→ Task goal
Every record is to be printed exactly as written; pictures are to be omitted.

→ Exercise materials
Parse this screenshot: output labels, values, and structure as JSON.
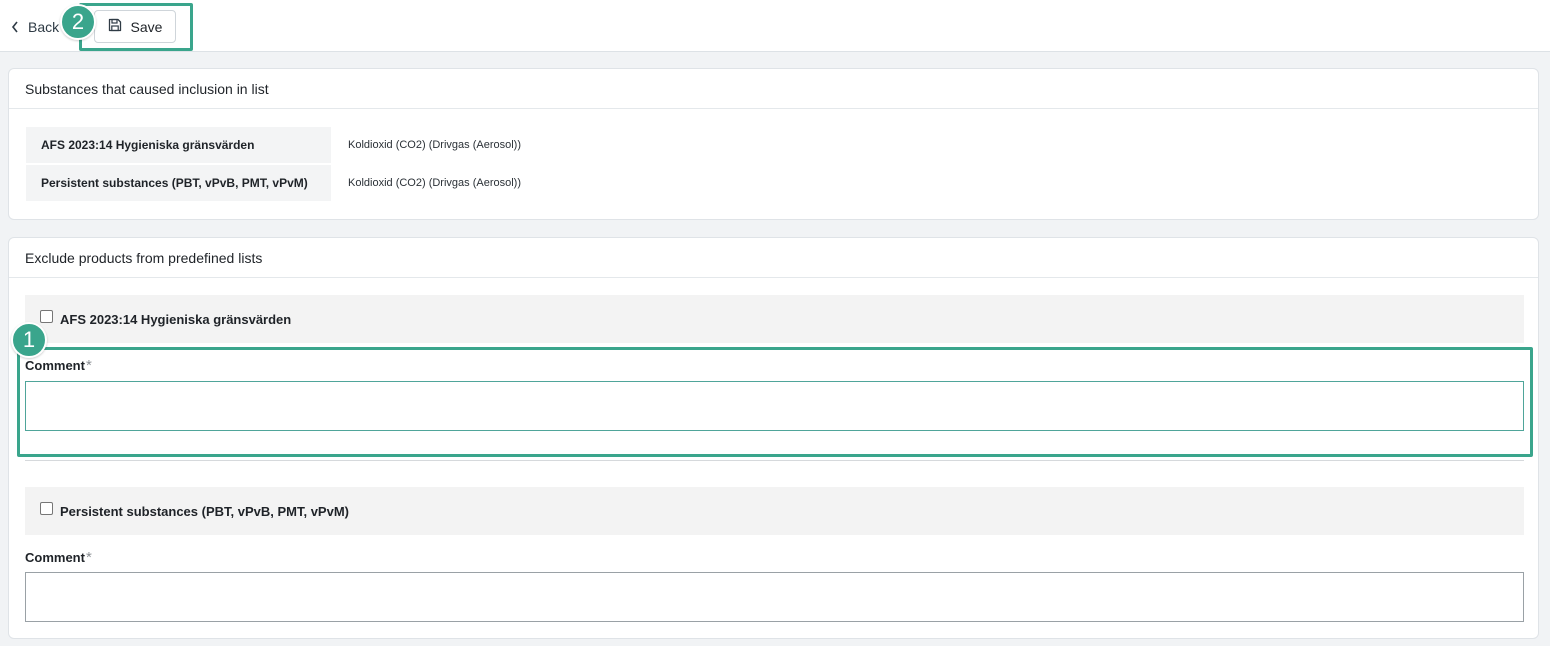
{
  "toolbar": {
    "back_label": "Back",
    "save_label": "Save"
  },
  "annotations": {
    "badge1": "1",
    "badge2": "2",
    "color": "#3aa58c"
  },
  "inclusion": {
    "title": "Substances that caused inclusion in list",
    "rows": [
      {
        "list": "AFS 2023:14 Hygieniska gränsvärden",
        "substance": "Koldioxid (CO2) (Drivgas (Aerosol))"
      },
      {
        "list": "Persistent substances (PBT, vPvB, PMT, vPvM)",
        "substance": "Koldioxid (CO2) (Drivgas (Aerosol))"
      }
    ]
  },
  "exclude": {
    "title": "Exclude products from predefined lists",
    "items": [
      {
        "label": "AFS 2023:14 Hygieniska gränsvärden",
        "checked": false,
        "comment_label": "Comment",
        "required_mark": "*",
        "comment_value": ""
      },
      {
        "label": "Persistent substances (PBT, vPvB, PMT, vPvM)",
        "checked": false,
        "comment_label": "Comment",
        "required_mark": "*",
        "comment_value": ""
      }
    ]
  },
  "icons": {
    "back": "chevron-left-icon",
    "save": "floppy-disk-icon"
  }
}
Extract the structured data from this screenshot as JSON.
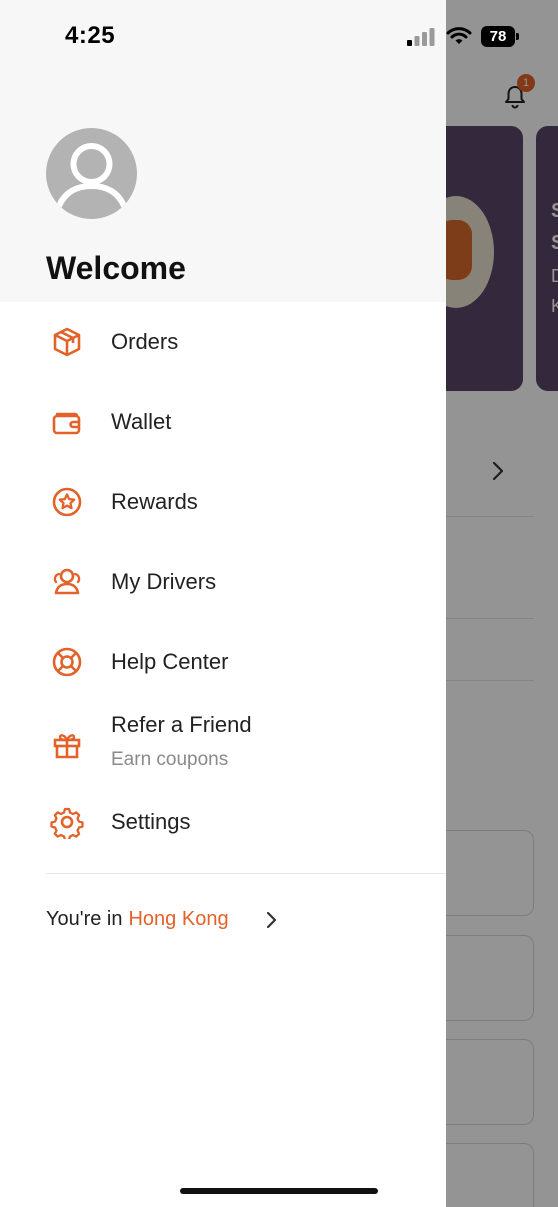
{
  "status_bar": {
    "time": "4:25",
    "battery": "78",
    "signal_icon": "cellular-signal-icon",
    "wifi_icon": "wifi-icon",
    "battery_icon": "battery-icon"
  },
  "background": {
    "notification_badge": "1",
    "banner_letters": [
      "S",
      "S",
      "D",
      "K"
    ]
  },
  "drawer": {
    "welcome": "Welcome",
    "menu": [
      {
        "label": "Orders",
        "icon": "package-box-icon"
      },
      {
        "label": "Wallet",
        "icon": "wallet-icon"
      },
      {
        "label": "Rewards",
        "icon": "star-badge-icon"
      },
      {
        "label": "My Drivers",
        "icon": "drivers-people-icon"
      },
      {
        "label": "Help Center",
        "icon": "lifebuoy-icon"
      },
      {
        "label": "Refer a Friend",
        "sublabel": "Earn coupons",
        "icon": "gift-icon"
      },
      {
        "label": "Settings",
        "icon": "gear-icon"
      }
    ],
    "region": {
      "prefix": "You're in",
      "city": "Hong Kong"
    }
  },
  "colors": {
    "accent": "#e2622a",
    "overlay": "rgba(0,0,0,0.42)",
    "banner_bg": "#5b4668"
  }
}
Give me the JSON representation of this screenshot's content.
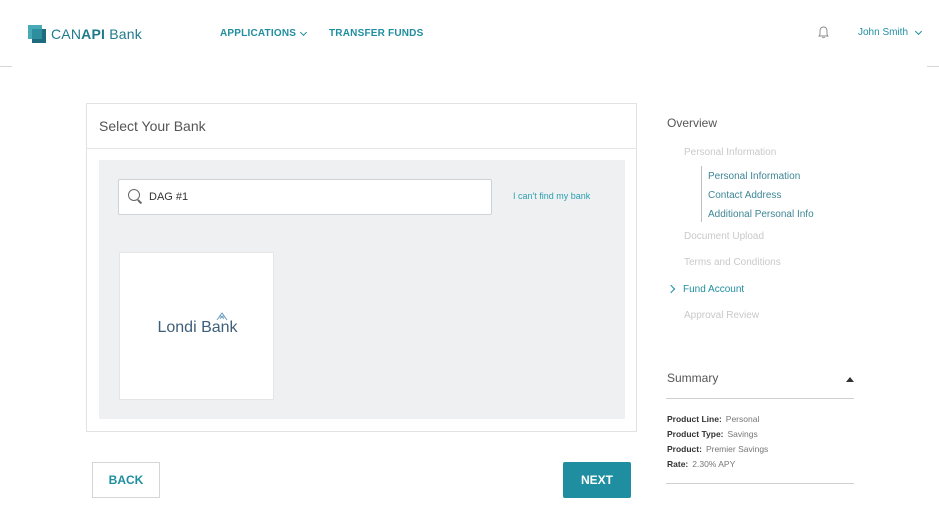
{
  "header": {
    "logo_prefix": "CAN",
    "logo_bold": "API",
    "logo_suffix": " Bank",
    "nav_applications": "APPLICATIONS",
    "nav_transfer": "TRANSFER FUNDS",
    "user_name": "John Smith"
  },
  "main": {
    "title": "Select Your Bank",
    "search_value": "DAG #1",
    "cant_find_link": "I can't find my bank",
    "bank_results": [
      {
        "name": "Londi Bank"
      }
    ],
    "back_label": "BACK",
    "next_label": "NEXT"
  },
  "overview": {
    "title": "Overview",
    "steps": {
      "personal": "Personal Information",
      "sub_personal": "Personal Information",
      "sub_contact": "Contact Address",
      "sub_additional": "Additional Personal Info",
      "document": "Document Upload",
      "terms": "Terms and Conditions",
      "fund": "Fund Account",
      "approval": "Approval Review"
    }
  },
  "summary": {
    "title": "Summary",
    "rows": [
      {
        "label": "Product Line:",
        "value": "Personal"
      },
      {
        "label": "Product Type:",
        "value": "Savings"
      },
      {
        "label": "Product:",
        "value": "Premier Savings"
      },
      {
        "label": "Rate:",
        "value": "2.30% APY"
      }
    ]
  },
  "colors": {
    "accent": "#1f8ea0",
    "panel_bg": "#eef0f2",
    "muted_step": "#c9c9c9"
  },
  "icons": [
    "logo-mark-icon",
    "chevron-down-icon",
    "bell-icon",
    "search-icon",
    "chevron-right-icon",
    "caret-up-icon"
  ]
}
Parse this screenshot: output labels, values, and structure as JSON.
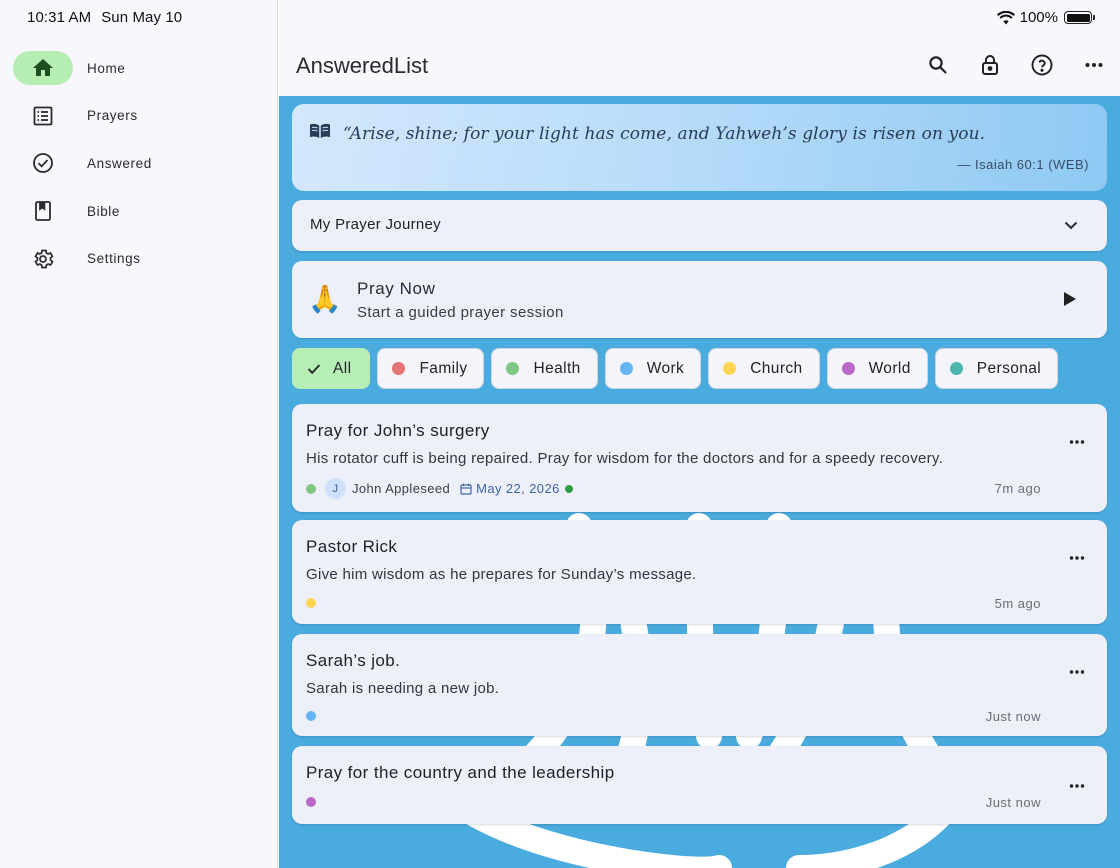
{
  "status": {
    "time": "10:31 AM",
    "date": "Sun May 10",
    "battery": "100%",
    "battery_level": 1.0
  },
  "sidebar": {
    "items": [
      {
        "label": "Home",
        "icon": "home-icon",
        "active": true
      },
      {
        "label": "Prayers",
        "icon": "list-icon",
        "active": false
      },
      {
        "label": "Answered",
        "icon": "check-circle-icon",
        "active": false
      },
      {
        "label": "Bible",
        "icon": "book-icon",
        "active": false
      },
      {
        "label": "Settings",
        "icon": "gear-icon",
        "active": false
      }
    ]
  },
  "header": {
    "title": "AnsweredList",
    "actions": [
      "search-icon",
      "lock-icon",
      "help-icon",
      "more-icon"
    ]
  },
  "verse": {
    "text": "“Arise, shine; for your light has come, and Yahweh’s glory is risen on you.",
    "reference": "— Isaiah 60:1 (WEB)"
  },
  "journey": {
    "title": "My Prayer Journey"
  },
  "pray_now": {
    "emoji": "🙏",
    "title": "Pray Now",
    "subtitle": "Start a guided prayer session"
  },
  "filters": [
    {
      "label": "All",
      "selected": true,
      "color": ""
    },
    {
      "label": "Family",
      "selected": false,
      "color": "#e57373"
    },
    {
      "label": "Health",
      "selected": false,
      "color": "#81c784"
    },
    {
      "label": "Work",
      "selected": false,
      "color": "#64b5f6"
    },
    {
      "label": "Church",
      "selected": false,
      "color": "#ffd54f"
    },
    {
      "label": "World",
      "selected": false,
      "color": "#ba68c8"
    },
    {
      "label": "Personal",
      "selected": false,
      "color": "#4db6ac"
    }
  ],
  "prayers": [
    {
      "title": "Pray for John’s surgery",
      "description": "His rotator cuff is being repaired. Pray for wisdom for the doctors and for a speedy recovery.",
      "category_color": "#81c784",
      "person_initial": "J",
      "person": "John Appleseed",
      "date": "May 22, 2026",
      "time": "7m ago"
    },
    {
      "title": "Pastor Rick",
      "description": "Give him wisdom as he prepares for Sunday’s message.",
      "category_color": "#ffd54f",
      "time": "5m ago"
    },
    {
      "title": "Sarah’s job.",
      "description": "Sarah is needing a new job.",
      "category_color": "#64b5f6",
      "time": "Just now"
    },
    {
      "title": "Pray for the country and the leadership",
      "description": "",
      "category_color": "#ba68c8",
      "time": "Just now"
    }
  ]
}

→ Task output
Parse this screenshot: output labels, values, and structure as JSON.
{
  "toolbar": {
    "back_label": "Back",
    "save_label": "Save"
  },
  "annotations": {
    "badge1": "1",
    "badge2": "2",
    "color": "#3aa58c"
  },
  "inclusion": {
    "title": "Substances that caused inclusion in list",
    "rows": [
      {
        "list": "AFS 2023:14 Hygieniska gränsvärden",
        "substance": "Koldioxid (CO2) (Drivgas (Aerosol))"
      },
      {
        "list": "Persistent substances (PBT, vPvB, PMT, vPvM)",
        "substance": "Koldioxid (CO2) (Drivgas (Aerosol))"
      }
    ]
  },
  "exclude": {
    "title": "Exclude products from predefined lists",
    "items": [
      {
        "label": "AFS 2023:14 Hygieniska gränsvärden",
        "checked": false,
        "comment_label": "Comment",
        "required_mark": "*",
        "comment_value": ""
      },
      {
        "label": "Persistent substances (PBT, vPvB, PMT, vPvM)",
        "checked": false,
        "comment_label": "Comment",
        "required_mark": "*",
        "comment_value": ""
      }
    ]
  },
  "icons": {
    "back": "chevron-left-icon",
    "save": "floppy-disk-icon"
  }
}
Extract the structured data from this screenshot as JSON.
{
  "status_bar": {
    "time": "4:25",
    "battery": "78",
    "signal_icon": "cellular-signal-icon",
    "wifi_icon": "wifi-icon",
    "battery_icon": "battery-icon"
  },
  "background": {
    "notification_badge": "1",
    "banner_letters": [
      "S",
      "S",
      "D",
      "K"
    ]
  },
  "drawer": {
    "welcome": "Welcome",
    "menu": [
      {
        "label": "Orders",
        "icon": "package-box-icon"
      },
      {
        "label": "Wallet",
        "icon": "wallet-icon"
      },
      {
        "label": "Rewards",
        "icon": "star-badge-icon"
      },
      {
        "label": "My Drivers",
        "icon": "drivers-people-icon"
      },
      {
        "label": "Help Center",
        "icon": "lifebuoy-icon"
      },
      {
        "label": "Refer a Friend",
        "sublabel": "Earn coupons",
        "icon": "gift-icon"
      },
      {
        "label": "Settings",
        "icon": "gear-icon"
      }
    ],
    "region": {
      "prefix": "You're in",
      "city": "Hong Kong"
    }
  },
  "colors": {
    "accent": "#e2622a",
    "overlay": "rgba(0,0,0,0.42)",
    "banner_bg": "#5b4668"
  }
}
Give me the JSON representation of this screenshot's content.
{
  "header": {
    "logo_prefix": "CAN",
    "logo_bold": "API",
    "logo_suffix": " Bank",
    "nav_applications": "APPLICATIONS",
    "nav_transfer": "TRANSFER FUNDS",
    "user_name": "John Smith"
  },
  "main": {
    "title": "Select Your Bank",
    "search_value": "DAG #1",
    "cant_find_link": "I can't find my bank",
    "bank_results": [
      {
        "name": "Londi Bank"
      }
    ],
    "back_label": "BACK",
    "next_label": "NEXT"
  },
  "overview": {
    "title": "Overview",
    "steps": {
      "personal": "Personal Information",
      "sub_personal": "Personal Information",
      "sub_contact": "Contact Address",
      "sub_additional": "Additional Personal Info",
      "document": "Document Upload",
      "terms": "Terms and Conditions",
      "fund": "Fund Account",
      "approval": "Approval Review"
    }
  },
  "summary": {
    "title": "Summary",
    "rows": [
      {
        "label": "Product Line:",
        "value": "Personal"
      },
      {
        "label": "Product Type:",
        "value": "Savings"
      },
      {
        "label": "Product:",
        "value": "Premier Savings"
      },
      {
        "label": "Rate:",
        "value": "2.30% APY"
      }
    ]
  },
  "colors": {
    "accent": "#1f8ea0",
    "panel_bg": "#eef0f2",
    "muted_step": "#c9c9c9"
  },
  "icons": [
    "logo-mark-icon",
    "chevron-down-icon",
    "bell-icon",
    "search-icon",
    "chevron-right-icon",
    "caret-up-icon"
  ]
}
Parse this screenshot: output labels, values, and structure as JSON.
{
  "status": {
    "time": "10:31 AM",
    "date": "Sun May 10",
    "battery": "100%",
    "battery_level": 1.0
  },
  "sidebar": {
    "items": [
      {
        "label": "Home",
        "icon": "home-icon",
        "active": true
      },
      {
        "label": "Prayers",
        "icon": "list-icon",
        "active": false
      },
      {
        "label": "Answered",
        "icon": "check-circle-icon",
        "active": false
      },
      {
        "label": "Bible",
        "icon": "book-icon",
        "active": false
      },
      {
        "label": "Settings",
        "icon": "gear-icon",
        "active": false
      }
    ]
  },
  "header": {
    "title": "AnsweredList",
    "actions": [
      "search-icon",
      "lock-icon",
      "help-icon",
      "more-icon"
    ]
  },
  "verse": {
    "text": "“Arise, shine; for your light has come, and Yahweh’s glory is risen on you.",
    "reference": "— Isaiah 60:1 (WEB)"
  },
  "journey": {
    "title": "My Prayer Journey"
  },
  "pray_now": {
    "emoji": "🙏",
    "title": "Pray Now",
    "subtitle": "Start a guided prayer session"
  },
  "filters": [
    {
      "label": "All",
      "selected": true,
      "color": ""
    },
    {
      "label": "Family",
      "selected": false,
      "color": "#e57373"
    },
    {
      "label": "Health",
      "selected": false,
      "color": "#81c784"
    },
    {
      "label": "Work",
      "selected": false,
      "color": "#64b5f6"
    },
    {
      "label": "Church",
      "selected": false,
      "color": "#ffd54f"
    },
    {
      "label": "World",
      "selected": false,
      "color": "#ba68c8"
    },
    {
      "label": "Personal",
      "selected": false,
      "color": "#4db6ac"
    }
  ],
  "prayers": [
    {
      "title": "Pray for John’s surgery",
      "description": "His rotator cuff is being repaired. Pray for wisdom for the doctors and for a speedy recovery.",
      "category_color": "#81c784",
      "person_initial": "J",
      "person": "John Appleseed",
      "date": "May 22, 2026",
      "time": "7m ago"
    },
    {
      "title": "Pastor Rick",
      "description": "Give him wisdom as he prepares for Sunday’s message.",
      "category_color": "#ffd54f",
      "time": "5m ago"
    },
    {
      "title": "Sarah’s job.",
      "description": "Sarah is needing a new job.",
      "category_color": "#64b5f6",
      "time": "Just now"
    },
    {
      "title": "Pray for the country and the leadership",
      "description": "",
      "category_color": "#ba68c8",
      "time": "Just now"
    }
  ]
}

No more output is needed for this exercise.